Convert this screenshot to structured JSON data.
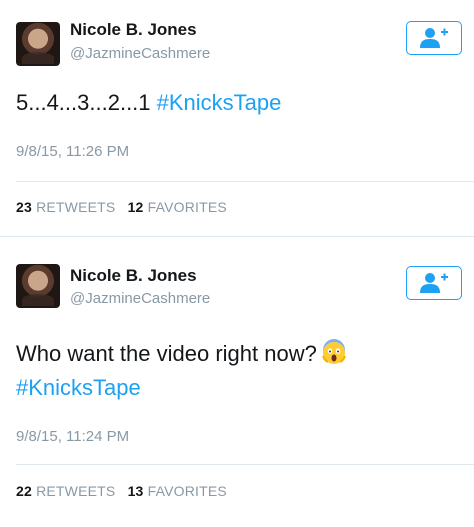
{
  "tweets": [
    {
      "name": "Nicole B. Jones",
      "handle": "@JazmineCashmere",
      "text_plain": "5...4...3...2...1 ",
      "hashtag": "#KnicksTape",
      "timestamp": "9/8/15, 11:26 PM",
      "retweets_count": "23",
      "retweets_label": "RETWEETS",
      "favorites_count": "12",
      "favorites_label": "FAVORITES"
    },
    {
      "name": "Nicole B. Jones",
      "handle": "@JazmineCashmere",
      "text_plain": "Who want the video right now?",
      "emoji": "face-screaming-in-fear",
      "hashtag": "#KnicksTape",
      "timestamp": "9/8/15, 11:24 PM",
      "retweets_count": "22",
      "retweets_label": "RETWEETS",
      "favorites_count": "13",
      "favorites_label": "FAVORITES"
    }
  ],
  "colors": {
    "accent": "#1da1f2",
    "muted": "#8899a6",
    "text": "#14171a",
    "divider": "#e1e8ed"
  },
  "icons": {
    "follow": "add-user-icon"
  }
}
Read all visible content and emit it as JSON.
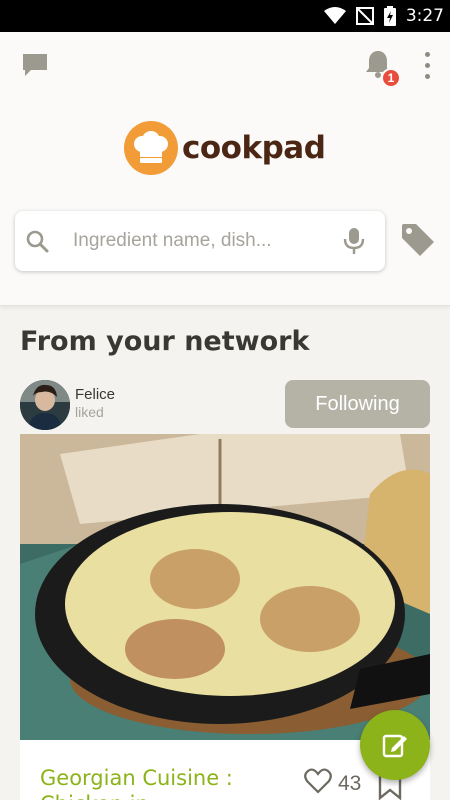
{
  "status_bar": {
    "time": "3:27"
  },
  "header": {
    "notification_count": "1",
    "logo_text": "cookpad",
    "search": {
      "placeholder": "Ingredient name, dish..."
    }
  },
  "feed": {
    "section_title": "From your network",
    "activity": {
      "user_name": "Felice",
      "action": "liked",
      "follow_label": "Following"
    },
    "card": {
      "title_line1": "Georgian Cuisine :",
      "title_line2": "Chicken in",
      "likes": "43"
    }
  },
  "colors": {
    "accent_green": "#8cb319",
    "brand_orange": "#f29c38",
    "brand_brown": "#4b2614",
    "badge_red": "#e84c3d"
  }
}
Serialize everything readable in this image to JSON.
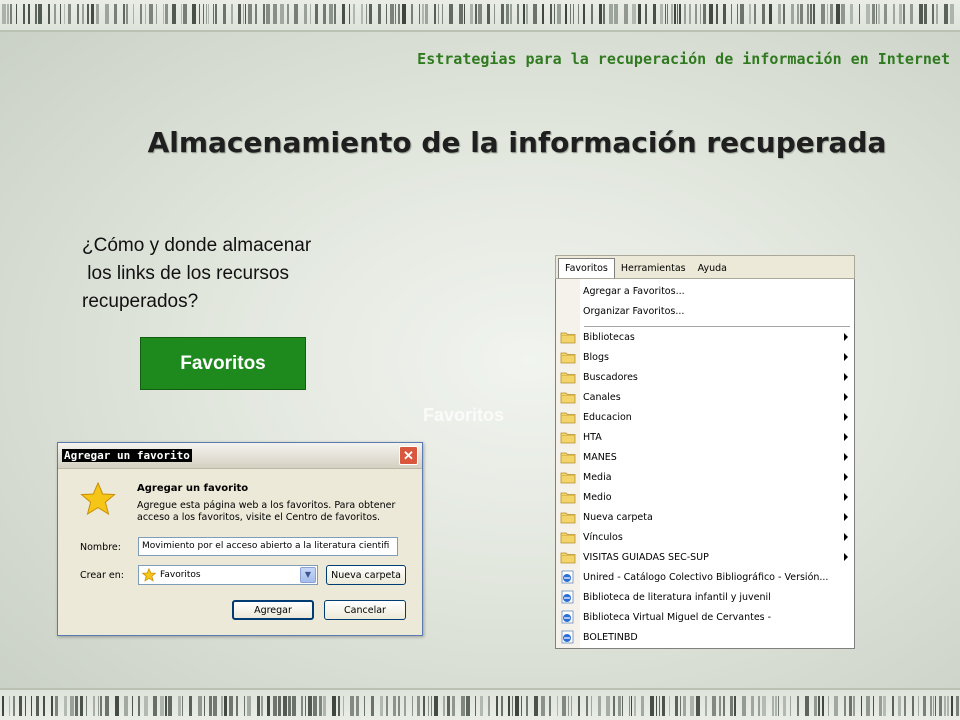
{
  "subtitle": "Estrategias para la recuperación de información en Internet",
  "title": "Almacenamiento de la información recuperada",
  "question": {
    "line1": "¿Cómo y donde almacenar",
    "line2": " los links de los recursos",
    "line3": "recuperados?"
  },
  "favorites_button": "Favoritos",
  "faded_label": "Favoritos",
  "dialog": {
    "title": "Agregar un favorito",
    "close_glyph": "✕",
    "heading": "Agregar un favorito",
    "description": "Agregue esta página web a los favoritos. Para obtener acceso a los favoritos, visite el Centro de favoritos.",
    "name_label": "Nombre:",
    "name_value": "Movimiento por el acceso abierto a la literatura cientifi",
    "create_label": "Crear en:",
    "create_value": "Favoritos",
    "new_folder_button": "Nueva carpeta",
    "add_button": "Agregar",
    "cancel_button": "Cancelar"
  },
  "menubar": {
    "items": [
      "Favoritos",
      "Herramientas",
      "Ayuda"
    ]
  },
  "menu": {
    "actions": [
      "Agregar a Favoritos...",
      "Organizar Favoritos..."
    ],
    "folders": [
      "Bibliotecas",
      "Blogs",
      "Buscadores",
      "Canales",
      "Educacion",
      "HTA",
      "MANES",
      "Media",
      "Medio",
      "Nueva carpeta",
      "Vínculos",
      "VISITAS GUIADAS SEC-SUP"
    ],
    "links": [
      "Unired - Catálogo Colectivo Bibliográfico - Versión...",
      "Biblioteca de literatura infantil y juvenil",
      "Biblioteca Virtual Miguel de Cervantes -",
      "BOLETINBD"
    ]
  },
  "colors": {
    "accent_green": "#1e8a1e",
    "subtitle_green": "#2f7a1f",
    "folder_yellow": "#f2d46b",
    "dialog_bg": "#ece9d8"
  },
  "icons": {
    "folder": "folder-icon",
    "link": "ie-page-icon",
    "star": "star-icon",
    "submenu": "chevron-right-icon"
  }
}
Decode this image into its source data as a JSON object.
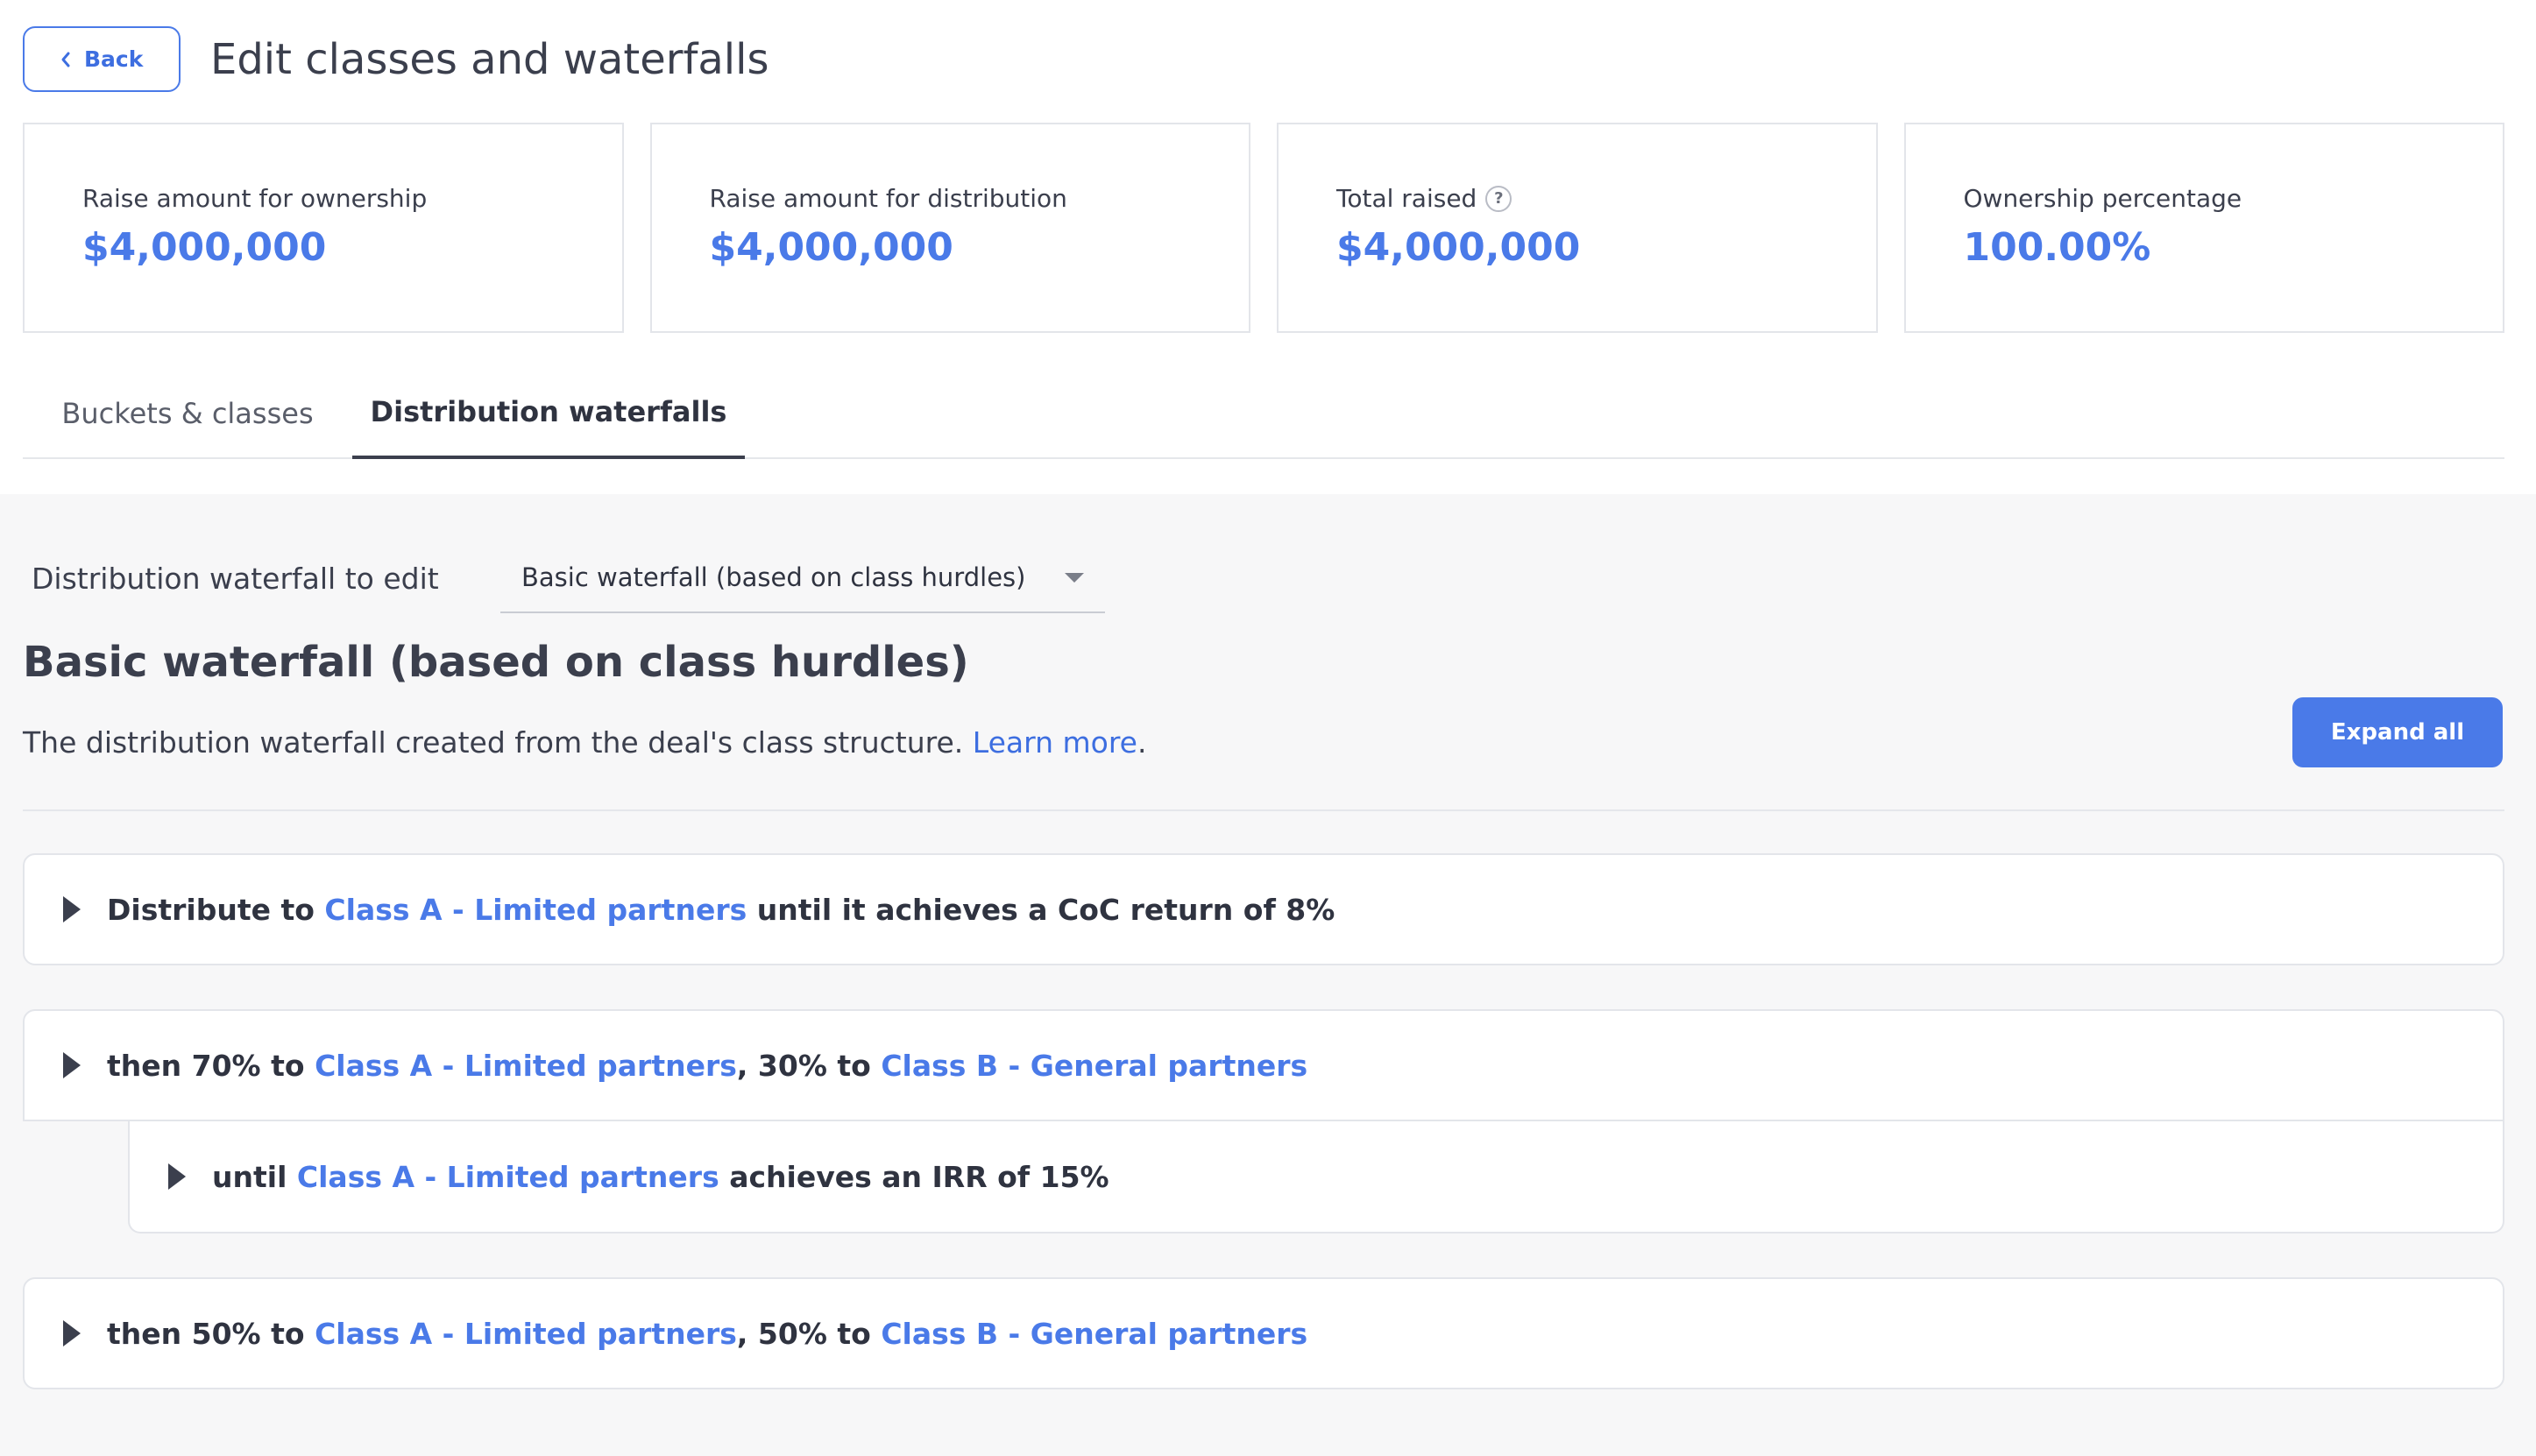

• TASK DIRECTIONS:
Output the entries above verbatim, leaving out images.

• RESPONSE AREA:
Convert this screenshot to structured JSON data.
{
  "tweets": [
    {
      "name": "Nicole B. Jones",
      "handle": "@JazmineCashmere",
      "text_plain": "5...4...3...2...1 ",
      "hashtag": "#KnicksTape",
      "timestamp": "9/8/15, 11:26 PM",
      "retweets_count": "23",
      "retweets_label": "RETWEETS",
      "favorites_count": "12",
      "favorites_label": "FAVORITES"
    },
    {
      "name": "Nicole B. Jones",
      "handle": "@JazmineCashmere",
      "text_plain": "Who want the video right now?",
      "emoji": "face-screaming-in-fear",
      "hashtag": "#KnicksTape",
      "timestamp": "9/8/15, 11:24 PM",
      "retweets_count": "22",
      "retweets_label": "RETWEETS",
      "favorites_count": "13",
      "favorites_label": "FAVORITES"
    }
  ],
  "colors": {
    "accent": "#1da1f2",
    "muted": "#8899a6",
    "text": "#14171a",
    "divider": "#e1e8ed"
  },
  "icons": {
    "follow": "add-user-icon"
  }
}
Read all visible content and emit it as JSON.
{
  "status_bar": {
    "time": "3:27"
  },
  "header": {
    "notification_count": "1",
    "logo_text": "cookpad",
    "search": {
      "placeholder": "Ingredient name, dish..."
    }
  },
  "feed": {
    "section_title": "From your network",
    "activity": {
      "user_name": "Felice",
      "action": "liked",
      "follow_label": "Following"
    },
    "card": {
      "title_line1": "Georgian Cuisine :",
      "title_line2": "Chicken in",
      "likes": "43"
    }
  },
  "colors": {
    "accent_green": "#8cb319",
    "brand_orange": "#f29c38",
    "brand_brown": "#4b2614",
    "badge_red": "#e84c3d"
  }
}
Serialize everything readable in this image to JSON.
{
  "subtitle": "Estrategias para la recuperación de información en Internet",
  "title": "Almacenamiento de la información recuperada",
  "question": {
    "line1": "¿Cómo y donde almacenar",
    "line2": " los links de los recursos",
    "line3": "recuperados?"
  },
  "favorites_button": "Favoritos",
  "faded_label": "Favoritos",
  "dialog": {
    "title": "Agregar un favorito",
    "close_glyph": "✕",
    "heading": "Agregar un favorito",
    "description": "Agregue esta página web a los favoritos. Para obtener acceso a los favoritos, visite el Centro de favoritos.",
    "name_label": "Nombre:",
    "name_value": "Movimiento por el acceso abierto a la literatura cientifi",
    "create_label": "Crear en:",
    "create_value": "Favoritos",
    "new_folder_button": "Nueva carpeta",
    "add_button": "Agregar",
    "cancel_button": "Cancelar"
  },
  "menubar": {
    "items": [
      "Favoritos",
      "Herramientas",
      "Ayuda"
    ]
  },
  "menu": {
    "actions": [
      "Agregar a Favoritos...",
      "Organizar Favoritos..."
    ],
    "folders": [
      "Bibliotecas",
      "Blogs",
      "Buscadores",
      "Canales",
      "Educacion",
      "HTA",
      "MANES",
      "Media",
      "Medio",
      "Nueva carpeta",
      "Vínculos",
      "VISITAS GUIADAS SEC-SUP"
    ],
    "links": [
      "Unired - Catálogo Colectivo Bibliográfico - Versión...",
      "Biblioteca de literatura infantil y juvenil",
      "Biblioteca Virtual Miguel de Cervantes -",
      "BOLETINBD"
    ]
  },
  "colors": {
    "accent_green": "#1e8a1e",
    "subtitle_green": "#2f7a1f",
    "folder_yellow": "#f2d46b",
    "dialog_bg": "#ece9d8"
  },
  "icons": {
    "folder": "folder-icon",
    "link": "ie-page-icon",
    "star": "star-icon",
    "submenu": "chevron-right-icon"
  }
}
Decode this image into its source data as a JSON object.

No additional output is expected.